“I used to have this almost every day. I’ve been asking my father for it and I am so happy the shop is open. It’s like before the war.”
Life must go on, says Wassim's father Tamer, 30.
"It may seem strange to find ice cream in these circumstances, especially when there is no electricity and people are being killed,” he says.
“People feel self-conscious to be here for ice cream while others can’t find a bite of bread, or have lost loved ones or their homes. But people want to feel normal.”
Tamer says he had to leave his home in Gaza city earlier this week, along with his parents, siblings and their families.
The UN’s humanitarian agency Ocha said only 650 lorries carrying food, medicines, health supplies, bottled water and hygiene products had been allowed to enter Gaza from Egypt since October 21.
Before the war started, an average of 500 aid lorries entered Gaza every working day.
This has reduced the average food intake of a Palestinian in Gaza to only two pieces of bread a day, said the UN’s Palestinian refugee agency, the UNRWA.
‘It’s about the smiles’
Much of the besieged enclave sits in darkness after the fuel needed to power hospitals, bakeries and essentials ran out.
For Ismail Al Bouek, who is in his 50s, it came as a surprise to find the ice cream parlour open.
While it may appear not to make much sense to find an ice cream store open at a time when essential foods are in short supply across the enclave, Mr Al Bouek says “to find something to eat, and for only two shekels ($0.52), is remarkable”.
Mr Al Nefisi is able to keep his shop running thanks to solar panels.
“It’s a good reminder for everyone that this too shall pass and that we, as Palestinians, always find a way to adjust and we survive,” he says, adding that people always come to his shop to charge their phones and batteries.

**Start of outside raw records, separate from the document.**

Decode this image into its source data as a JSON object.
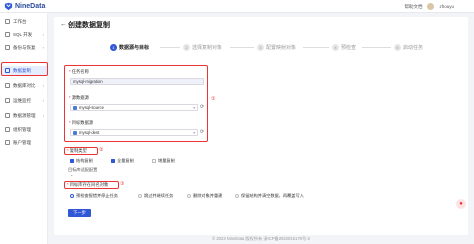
{
  "app": {
    "brand": "NineData"
  },
  "topbar": {
    "help": "帮助文档",
    "user": "zhouyu"
  },
  "sidebar": {
    "items": [
      {
        "label": "工作台",
        "icon": "home-icon",
        "chevron": ""
      },
      {
        "label": "SQL 开发",
        "icon": "code-icon",
        "chevron": "›"
      },
      {
        "label": "备份与恢复",
        "icon": "backup-icon",
        "chevron": "›"
      },
      {
        "label": "数据复制",
        "icon": "replication-icon",
        "chevron": ""
      },
      {
        "label": "数据库对比",
        "icon": "compare-icon",
        "chevron": "›"
      },
      {
        "label": "运维监控",
        "icon": "monitor-icon",
        "chevron": "›"
      },
      {
        "label": "数据源管理",
        "icon": "datasource-icon",
        "chevron": "›"
      },
      {
        "label": "组织管理",
        "icon": "org-icon",
        "chevron": ""
      },
      {
        "label": "账户管理",
        "icon": "account-icon",
        "chevron": ""
      }
    ]
  },
  "page": {
    "back": "←",
    "title": "创建数据复制"
  },
  "steps": [
    {
      "num": "1",
      "label": "数据源与目标"
    },
    {
      "num": "2",
      "label": "选择复制对象"
    },
    {
      "num": "3",
      "label": "配置映射对象"
    },
    {
      "num": "4",
      "label": "预检查"
    },
    {
      "num": "5",
      "label": "启动任务"
    }
  ],
  "form": {
    "req": "*",
    "task_name_label": "任务名称",
    "task_name_value": "mysql-migration",
    "source_label": "源数据源",
    "source_value": "mysql-source",
    "target_label": "目标数据源",
    "target_value": "mysql-dest",
    "caret": "▾",
    "refresh": "⟳",
    "marker1": "①",
    "copy_type_label": "复制类型",
    "marker2": "②",
    "copy_types": [
      {
        "label": "结构复制",
        "checked": true
      },
      {
        "label": "全量复制",
        "checked": true
      },
      {
        "label": "增量复制",
        "checked": false
      }
    ],
    "target_config": "目标库适配配置",
    "collapse": "⌃",
    "conflict_label": "目标库存在同名对象",
    "marker3": "③",
    "conflict_options": [
      {
        "label": "预检查报错并停止任务",
        "selected": true
      },
      {
        "label": "跳过并继续任务",
        "selected": false
      },
      {
        "label": "删除对象并重建",
        "selected": false
      },
      {
        "label": "保留结构并清空数据，再覆盖写入",
        "selected": false
      }
    ],
    "next_button": "下一步"
  },
  "footer": "© 2023 NineData 版权所有   浙ICP备2022015170号-2",
  "float_button": "●"
}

As his supplies run low, and acutely aware of the grave risk of keeping his shop open, Mr Al Nefisi says he will sell ice cream for as long as he can.
Since the armed wing of Hamas carried out a bloody incursion into south Israel on October 7, leaving about 1,400 dead and taking more than 200 captives, Israel has waged a war on Gaza that has killed more than 10,000 people, about half of them children, said the Hamas-run Health Ministry.
‘Easing their panic’
As her young son gulps spoonfuls of pink and yellow ice cream, Um Hazem, who was forced to flee her home in the eastern part of Khan Younis, tells The National she tries to come to the shop as often as possible.
“It helps my children overcome the constant panic and horror they are living through and the death and devastation they are witnessing,” she says.
Um Hazem says as children are denied a normal life, “the least we can do is walk long distances and observe the marks of the war, risking so much in the process, just to eat ice cream”.
“Their smiles are worth it,” she says.
“We took ice cream for granted before but today, it’s a reminder that there is a life out there, that there is a chance that this will end and that we can go back to our plans and dreams, and make it out of this genocide,” she says.
Mr Al Bouek says “frankly, this place is a comforting sight. Something from before the war still exists, despite the destruction of all aspects of life. This place represents hope for survival”.
This story has been published in collaboration with Egab.